After last year's historic collapse down the stretch the Boston Red Sox decided to clean house and start fresh. They fired Theo Epstein, the architect of two World Series titles and Terry Francona, a manager who dealt with personalities the likes of Manny Ramirez, Pedro Martinez, and Johnny Damon. In an attempt to change the culture and get back to basics the Red Sox hired longtime ESPN analyst Bobby Valentine as the skipper. After a 2-5 start to the 2012 season Red Sox Nation is ready to hit the panic button.
Although Bobby Valentine has extensive managerial experience and a wealth of baseball knowledge the Red Sox job is not a good fit for him. He was an analyst for too long and the transition back to the dugout hasn't gone as smoothly as he anticipated. Valentine is used to0 having the benefit of hindsight to determine what moves a manager should or shouldn't make. It's way different when you have to make those decision in the heat of the moment.
In addition, Valentine doesn't relate to the modern day players that well. He's old school and his war stories don't resonate with the younger generation. The tough guy, no nonsense approach is already starting to wear thin and we're not even to the 10th game of the season. The players didn't realize how much they liked Francona until he was gone.
There's still time for Boston to turn things around and win a pennant, but early signs point to a disappointing season. There's no patience in Beantown and no room for 2nd place. It's a win or get out type of atmosphere and I don't think Bobby Valentine is up for the challenge. Iin my estimation he won't make it too many games past the all star break.
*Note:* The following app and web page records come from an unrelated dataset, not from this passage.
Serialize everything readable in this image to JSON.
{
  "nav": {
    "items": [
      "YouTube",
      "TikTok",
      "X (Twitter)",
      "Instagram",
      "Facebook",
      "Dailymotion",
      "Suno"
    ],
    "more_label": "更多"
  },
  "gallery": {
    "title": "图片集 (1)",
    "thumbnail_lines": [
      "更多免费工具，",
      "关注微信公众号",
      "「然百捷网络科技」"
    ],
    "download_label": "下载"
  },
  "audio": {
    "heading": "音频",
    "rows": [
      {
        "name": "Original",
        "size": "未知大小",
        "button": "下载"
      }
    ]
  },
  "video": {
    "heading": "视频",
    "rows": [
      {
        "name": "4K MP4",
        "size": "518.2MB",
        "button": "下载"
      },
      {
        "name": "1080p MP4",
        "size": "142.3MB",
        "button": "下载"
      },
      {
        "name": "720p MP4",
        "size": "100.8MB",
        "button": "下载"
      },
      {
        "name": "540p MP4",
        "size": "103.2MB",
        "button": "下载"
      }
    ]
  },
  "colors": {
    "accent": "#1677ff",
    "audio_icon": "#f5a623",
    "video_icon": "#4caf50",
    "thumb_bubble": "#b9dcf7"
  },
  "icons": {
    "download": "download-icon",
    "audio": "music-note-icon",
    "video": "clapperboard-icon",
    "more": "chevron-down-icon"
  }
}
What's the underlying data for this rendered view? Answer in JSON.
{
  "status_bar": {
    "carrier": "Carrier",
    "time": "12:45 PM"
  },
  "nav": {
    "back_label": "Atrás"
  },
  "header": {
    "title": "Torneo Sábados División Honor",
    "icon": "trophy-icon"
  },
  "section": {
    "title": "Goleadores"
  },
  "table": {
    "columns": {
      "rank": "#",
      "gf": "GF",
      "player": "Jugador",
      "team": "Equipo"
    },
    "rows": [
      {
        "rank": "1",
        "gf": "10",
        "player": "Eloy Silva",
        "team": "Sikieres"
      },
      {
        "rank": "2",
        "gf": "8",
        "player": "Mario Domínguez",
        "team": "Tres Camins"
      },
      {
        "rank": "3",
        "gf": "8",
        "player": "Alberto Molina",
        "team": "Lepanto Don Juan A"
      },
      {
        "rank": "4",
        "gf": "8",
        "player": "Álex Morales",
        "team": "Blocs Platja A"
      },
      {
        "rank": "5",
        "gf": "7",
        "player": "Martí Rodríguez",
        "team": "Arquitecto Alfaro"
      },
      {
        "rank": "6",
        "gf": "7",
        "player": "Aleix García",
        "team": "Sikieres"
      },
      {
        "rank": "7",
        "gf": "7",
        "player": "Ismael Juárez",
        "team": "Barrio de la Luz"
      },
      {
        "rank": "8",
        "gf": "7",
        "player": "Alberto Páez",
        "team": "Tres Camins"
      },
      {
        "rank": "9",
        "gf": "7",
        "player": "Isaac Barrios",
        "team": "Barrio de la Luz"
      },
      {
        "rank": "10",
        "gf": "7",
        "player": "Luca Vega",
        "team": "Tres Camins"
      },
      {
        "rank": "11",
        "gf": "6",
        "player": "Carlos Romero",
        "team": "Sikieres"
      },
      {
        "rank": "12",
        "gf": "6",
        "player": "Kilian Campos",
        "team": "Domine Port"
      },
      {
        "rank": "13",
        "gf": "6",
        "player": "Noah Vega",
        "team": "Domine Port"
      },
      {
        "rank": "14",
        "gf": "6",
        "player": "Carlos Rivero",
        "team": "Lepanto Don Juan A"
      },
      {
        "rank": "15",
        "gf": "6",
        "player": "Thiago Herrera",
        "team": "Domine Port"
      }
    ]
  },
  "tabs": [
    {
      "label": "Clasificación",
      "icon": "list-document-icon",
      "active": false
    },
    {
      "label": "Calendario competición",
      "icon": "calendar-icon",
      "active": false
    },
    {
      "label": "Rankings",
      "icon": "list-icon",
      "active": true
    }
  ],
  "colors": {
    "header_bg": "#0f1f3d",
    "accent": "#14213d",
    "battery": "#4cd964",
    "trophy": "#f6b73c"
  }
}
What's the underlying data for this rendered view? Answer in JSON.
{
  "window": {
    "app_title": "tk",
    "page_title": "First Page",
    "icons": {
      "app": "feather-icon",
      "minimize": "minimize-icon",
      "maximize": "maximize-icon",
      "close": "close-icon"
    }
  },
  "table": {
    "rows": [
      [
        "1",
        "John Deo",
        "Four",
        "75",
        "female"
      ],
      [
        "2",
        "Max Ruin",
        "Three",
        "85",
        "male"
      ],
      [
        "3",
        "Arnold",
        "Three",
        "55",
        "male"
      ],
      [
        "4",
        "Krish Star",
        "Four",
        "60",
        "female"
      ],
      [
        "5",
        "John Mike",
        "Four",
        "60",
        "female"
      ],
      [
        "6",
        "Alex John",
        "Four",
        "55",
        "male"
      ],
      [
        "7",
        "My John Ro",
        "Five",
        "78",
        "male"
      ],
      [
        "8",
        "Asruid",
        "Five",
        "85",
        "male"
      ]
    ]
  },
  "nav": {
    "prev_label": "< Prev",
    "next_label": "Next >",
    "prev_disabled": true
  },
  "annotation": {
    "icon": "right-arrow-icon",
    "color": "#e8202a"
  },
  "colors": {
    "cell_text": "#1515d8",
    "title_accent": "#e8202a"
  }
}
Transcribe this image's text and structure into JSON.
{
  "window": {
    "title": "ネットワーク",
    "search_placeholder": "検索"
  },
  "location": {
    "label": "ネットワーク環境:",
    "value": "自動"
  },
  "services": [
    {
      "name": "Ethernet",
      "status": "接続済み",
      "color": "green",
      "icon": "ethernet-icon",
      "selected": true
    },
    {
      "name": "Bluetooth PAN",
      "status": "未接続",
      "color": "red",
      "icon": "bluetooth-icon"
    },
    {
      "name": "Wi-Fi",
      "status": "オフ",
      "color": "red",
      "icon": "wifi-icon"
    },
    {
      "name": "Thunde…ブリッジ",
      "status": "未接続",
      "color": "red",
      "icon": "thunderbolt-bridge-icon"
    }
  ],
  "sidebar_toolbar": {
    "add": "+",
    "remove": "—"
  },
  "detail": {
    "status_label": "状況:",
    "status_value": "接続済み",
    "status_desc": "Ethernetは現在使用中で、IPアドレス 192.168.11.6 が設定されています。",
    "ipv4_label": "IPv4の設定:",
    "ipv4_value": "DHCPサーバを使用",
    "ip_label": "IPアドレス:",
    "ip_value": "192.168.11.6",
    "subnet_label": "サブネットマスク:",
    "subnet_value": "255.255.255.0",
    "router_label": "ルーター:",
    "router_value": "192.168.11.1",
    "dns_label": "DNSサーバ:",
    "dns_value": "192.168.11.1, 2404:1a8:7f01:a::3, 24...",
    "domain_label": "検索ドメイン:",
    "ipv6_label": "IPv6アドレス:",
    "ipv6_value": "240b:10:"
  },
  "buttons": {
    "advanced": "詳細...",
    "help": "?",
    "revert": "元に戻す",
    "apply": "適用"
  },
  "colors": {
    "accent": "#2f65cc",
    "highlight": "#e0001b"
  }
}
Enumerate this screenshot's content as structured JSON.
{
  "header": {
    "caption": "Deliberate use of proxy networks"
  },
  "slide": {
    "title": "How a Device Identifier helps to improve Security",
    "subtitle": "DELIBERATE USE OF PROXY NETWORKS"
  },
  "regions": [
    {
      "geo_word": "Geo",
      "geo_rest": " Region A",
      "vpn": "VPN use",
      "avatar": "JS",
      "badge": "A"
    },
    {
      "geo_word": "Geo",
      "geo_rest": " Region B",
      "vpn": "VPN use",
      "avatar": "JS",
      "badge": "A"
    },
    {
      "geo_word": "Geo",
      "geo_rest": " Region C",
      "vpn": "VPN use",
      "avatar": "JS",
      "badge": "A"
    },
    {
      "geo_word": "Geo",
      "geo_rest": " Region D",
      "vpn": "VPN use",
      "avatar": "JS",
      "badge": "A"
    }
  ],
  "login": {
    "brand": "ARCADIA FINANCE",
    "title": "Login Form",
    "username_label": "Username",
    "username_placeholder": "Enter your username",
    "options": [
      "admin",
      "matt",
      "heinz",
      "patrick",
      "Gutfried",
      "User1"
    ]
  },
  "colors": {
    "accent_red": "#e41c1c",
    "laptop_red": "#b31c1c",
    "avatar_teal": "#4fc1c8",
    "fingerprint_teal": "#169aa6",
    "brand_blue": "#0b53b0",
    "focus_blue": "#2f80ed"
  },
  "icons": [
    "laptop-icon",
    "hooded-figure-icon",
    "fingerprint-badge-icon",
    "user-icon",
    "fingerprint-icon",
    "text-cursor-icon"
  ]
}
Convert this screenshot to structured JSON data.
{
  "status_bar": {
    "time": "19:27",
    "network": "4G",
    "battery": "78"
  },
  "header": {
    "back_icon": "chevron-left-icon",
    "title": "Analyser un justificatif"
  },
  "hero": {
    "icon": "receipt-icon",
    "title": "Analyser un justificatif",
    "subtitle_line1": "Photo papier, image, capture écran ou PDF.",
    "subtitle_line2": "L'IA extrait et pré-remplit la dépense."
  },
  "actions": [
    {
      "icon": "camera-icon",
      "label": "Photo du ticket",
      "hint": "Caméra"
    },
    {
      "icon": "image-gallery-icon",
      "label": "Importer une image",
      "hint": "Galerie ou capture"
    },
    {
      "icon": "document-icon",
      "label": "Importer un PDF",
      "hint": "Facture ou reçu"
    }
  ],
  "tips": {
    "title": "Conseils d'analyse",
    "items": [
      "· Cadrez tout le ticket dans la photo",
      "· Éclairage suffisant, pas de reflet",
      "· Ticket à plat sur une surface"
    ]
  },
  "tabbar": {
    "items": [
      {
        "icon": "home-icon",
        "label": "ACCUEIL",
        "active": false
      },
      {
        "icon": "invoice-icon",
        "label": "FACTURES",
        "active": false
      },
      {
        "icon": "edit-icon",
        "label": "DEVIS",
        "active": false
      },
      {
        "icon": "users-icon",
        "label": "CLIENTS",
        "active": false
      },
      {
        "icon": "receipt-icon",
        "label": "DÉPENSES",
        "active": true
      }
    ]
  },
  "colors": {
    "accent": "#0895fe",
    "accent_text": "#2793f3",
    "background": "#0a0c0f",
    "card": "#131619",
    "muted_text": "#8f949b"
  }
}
The Red Sox organization may have done the right thing, but it didn't yield the desired results. Back to the drawing board. The Valentine watch has officially started.